Data for this exercise
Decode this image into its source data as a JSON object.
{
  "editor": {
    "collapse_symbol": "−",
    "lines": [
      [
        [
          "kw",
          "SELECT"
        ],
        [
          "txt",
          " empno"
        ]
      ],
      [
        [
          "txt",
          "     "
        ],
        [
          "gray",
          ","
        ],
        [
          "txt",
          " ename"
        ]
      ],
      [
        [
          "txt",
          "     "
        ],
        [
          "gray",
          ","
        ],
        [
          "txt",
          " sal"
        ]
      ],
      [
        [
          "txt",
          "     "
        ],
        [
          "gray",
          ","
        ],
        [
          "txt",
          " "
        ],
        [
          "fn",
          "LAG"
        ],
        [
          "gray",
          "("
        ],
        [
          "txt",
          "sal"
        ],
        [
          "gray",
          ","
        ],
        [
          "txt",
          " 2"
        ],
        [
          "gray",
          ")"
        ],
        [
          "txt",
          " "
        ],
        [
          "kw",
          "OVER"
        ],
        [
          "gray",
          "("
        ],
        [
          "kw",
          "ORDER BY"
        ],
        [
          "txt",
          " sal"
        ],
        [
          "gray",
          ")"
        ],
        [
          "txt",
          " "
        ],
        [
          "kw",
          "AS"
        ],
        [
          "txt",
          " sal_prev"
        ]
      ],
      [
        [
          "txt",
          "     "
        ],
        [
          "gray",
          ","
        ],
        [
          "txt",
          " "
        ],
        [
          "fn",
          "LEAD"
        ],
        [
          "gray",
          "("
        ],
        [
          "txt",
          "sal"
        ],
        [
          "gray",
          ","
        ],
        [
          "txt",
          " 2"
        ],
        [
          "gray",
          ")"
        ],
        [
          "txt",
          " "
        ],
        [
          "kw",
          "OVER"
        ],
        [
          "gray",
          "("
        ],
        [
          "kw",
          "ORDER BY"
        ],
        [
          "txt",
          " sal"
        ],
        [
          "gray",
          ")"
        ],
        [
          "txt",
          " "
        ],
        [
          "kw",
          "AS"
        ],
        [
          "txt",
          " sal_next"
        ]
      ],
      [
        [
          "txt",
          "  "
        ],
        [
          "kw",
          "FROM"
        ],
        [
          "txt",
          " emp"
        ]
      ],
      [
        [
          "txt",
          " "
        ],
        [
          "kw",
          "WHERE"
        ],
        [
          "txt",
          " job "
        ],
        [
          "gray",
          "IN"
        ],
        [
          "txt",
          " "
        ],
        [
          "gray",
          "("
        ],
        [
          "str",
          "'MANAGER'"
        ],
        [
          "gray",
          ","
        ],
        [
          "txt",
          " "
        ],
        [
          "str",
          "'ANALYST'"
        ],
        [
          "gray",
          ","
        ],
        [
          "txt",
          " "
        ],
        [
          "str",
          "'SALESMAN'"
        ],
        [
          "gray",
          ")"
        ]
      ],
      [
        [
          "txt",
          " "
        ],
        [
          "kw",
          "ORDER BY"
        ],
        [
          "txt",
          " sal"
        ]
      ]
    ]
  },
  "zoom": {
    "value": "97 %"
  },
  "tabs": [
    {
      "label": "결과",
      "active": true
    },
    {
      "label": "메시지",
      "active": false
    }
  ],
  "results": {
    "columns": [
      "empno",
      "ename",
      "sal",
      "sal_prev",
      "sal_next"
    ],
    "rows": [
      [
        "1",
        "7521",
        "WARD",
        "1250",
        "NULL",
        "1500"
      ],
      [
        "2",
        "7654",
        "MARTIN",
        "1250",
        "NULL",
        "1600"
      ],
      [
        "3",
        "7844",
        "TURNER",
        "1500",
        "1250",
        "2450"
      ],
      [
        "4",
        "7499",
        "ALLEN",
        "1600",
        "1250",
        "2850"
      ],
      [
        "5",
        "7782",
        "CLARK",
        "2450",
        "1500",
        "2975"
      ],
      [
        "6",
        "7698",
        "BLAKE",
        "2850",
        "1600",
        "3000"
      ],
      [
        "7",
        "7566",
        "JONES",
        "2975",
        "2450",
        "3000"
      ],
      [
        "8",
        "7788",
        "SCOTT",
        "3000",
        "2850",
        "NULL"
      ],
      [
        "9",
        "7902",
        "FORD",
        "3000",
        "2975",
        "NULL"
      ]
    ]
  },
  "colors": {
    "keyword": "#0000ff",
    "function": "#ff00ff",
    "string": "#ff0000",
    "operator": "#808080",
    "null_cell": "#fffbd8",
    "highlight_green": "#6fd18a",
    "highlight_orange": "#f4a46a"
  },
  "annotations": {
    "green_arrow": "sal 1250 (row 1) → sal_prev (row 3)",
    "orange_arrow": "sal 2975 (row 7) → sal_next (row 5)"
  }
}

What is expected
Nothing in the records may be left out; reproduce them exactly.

Expected output
Decode this image into its source data as a JSON object.
{
  "editor": {
    "collapse_symbol": "−",
    "lines": [
      [
        [
          "kw",
          "SELECT"
        ],
        [
          "txt",
          " empno"
        ]
      ],
      [
        [
          "txt",
          "     "
        ],
        [
          "gray",
          ","
        ],
        [
          "txt",
          " ename"
        ]
      ],
      [
        [
          "txt",
          "     "
        ],
        [
          "gray",
          ","
        ],
        [
          "txt",
          " sal"
        ]
      ],
      [
        [
          "txt",
          "     "
        ],
        [
          "gray",
          ","
        ],
        [
          "txt",
          " "
        ],
        [
          "fn",
          "LAG"
        ],
        [
          "gray",
          "("
        ],
        [
          "txt",
          "sal"
        ],
        [
          "gray",
          ","
        ],
        [
          "txt",
          " 2"
        ],
        [
          "gray",
          ")"
        ],
        [
          "txt",
          " "
        ],
        [
          "kw",
          "OVER"
        ],
        [
          "gray",
          "("
        ],
        [
          "kw",
          "ORDER BY"
        ],
        [
          "txt",
          " sal"
        ],
        [
          "gray",
          ")"
        ],
        [
          "txt",
          " "
        ],
        [
          "kw",
          "AS"
        ],
        [
          "txt",
          " sal_prev"
        ]
      ],
      [
        [
          "txt",
          "     "
        ],
        [
          "gray",
          ","
        ],
        [
          "txt",
          " "
        ],
        [
          "fn",
          "LEAD"
        ],
        [
          "gray",
          "("
        ],
        [
          "txt",
          "sal"
        ],
        [
          "gray",
          ","
        ],
        [
          "txt",
          " 2"
        ],
        [
          "gray",
          ")"
        ],
        [
          "txt",
          " "
        ],
        [
          "kw",
          "OVER"
        ],
        [
          "gray",
          "("
        ],
        [
          "kw",
          "ORDER BY"
        ],
        [
          "txt",
          " sal"
        ],
        [
          "gray",
          ")"
        ],
        [
          "txt",
          " "
        ],
        [
          "kw",
          "AS"
        ],
        [
          "txt",
          " sal_next"
        ]
      ],
      [
        [
          "txt",
          "  "
        ],
        [
          "kw",
          "FROM"
        ],
        [
          "txt",
          " emp"
        ]
      ],
      [
        [
          "txt",
          " "
        ],
        [
          "kw",
          "WHERE"
        ],
        [
          "txt",
          " job "
        ],
        [
          "gray",
          "IN"
        ],
        [
          "txt",
          " "
        ],
        [
          "gray",
          "("
        ],
        [
          "str",
          "'MANAGER'"
        ],
        [
          "gray",
          ","
        ],
        [
          "txt",
          " "
        ],
        [
          "str",
          "'ANALYST'"
        ],
        [
          "gray",
          ","
        ],
        [
          "txt",
          " "
        ],
        [
          "str",
          "'SALESMAN'"
        ],
        [
          "gray",
          ")"
        ]
      ],
      [
        [
          "txt",
          " "
        ],
        [
          "kw",
          "ORDER BY"
        ],
        [
          "txt",
          " sal"
        ]
      ]
    ]
  },
  "zoom": {
    "value": "97 %"
  },
  "tabs": [
    {
      "label": "결과",
      "active": true
    },
    {
      "label": "메시지",
      "active": false
    }
  ],
  "results": {
    "columns": [
      "empno",
      "ename",
      "sal",
      "sal_prev",
      "sal_next"
    ],
    "rows": [
      [
        "1",
        "7521",
        "WARD",
        "1250",
        "NULL",
        "1500"
      ],
      [
        "2",
        "7654",
        "MARTIN",
        "1250",
        "NULL",
        "1600"
      ],
      [
        "3",
        "7844",
        "TURNER",
        "1500",
        "1250",
        "2450"
      ],
      [
        "4",
        "7499",
        "ALLEN",
        "1600",
        "1250",
        "2850"
      ],
      [
        "5",
        "7782",
        "CLARK",
        "2450",
        "1500",
        "2975"
      ],
      [
        "6",
        "7698",
        "BLAKE",
        "2850",
        "1600",
        "3000"
      ],
      [
        "7",
        "7566",
        "JONES",
        "2975",
        "2450",
        "3000"
      ],
      [
        "8",
        "7788",
        "SCOTT",
        "3000",
        "2850",
        "NULL"
      ],
      [
        "9",
        "7902",
        "FORD",
        "3000",
        "2975",
        "NULL"
      ]
    ]
  },
  "colors": {
    "keyword": "#0000ff",
    "function": "#ff00ff",
    "string": "#ff0000",
    "operator": "#808080",
    "null_cell": "#fffbd8",
    "highlight_green": "#6fd18a",
    "highlight_orange": "#f4a46a"
  },
  "annotations": {
    "green_arrow": "sal 1250 (row 1) → sal_prev (row 3)",
    "orange_arrow": "sal 2975 (row 7) → sal_next (row 5)"
  }
}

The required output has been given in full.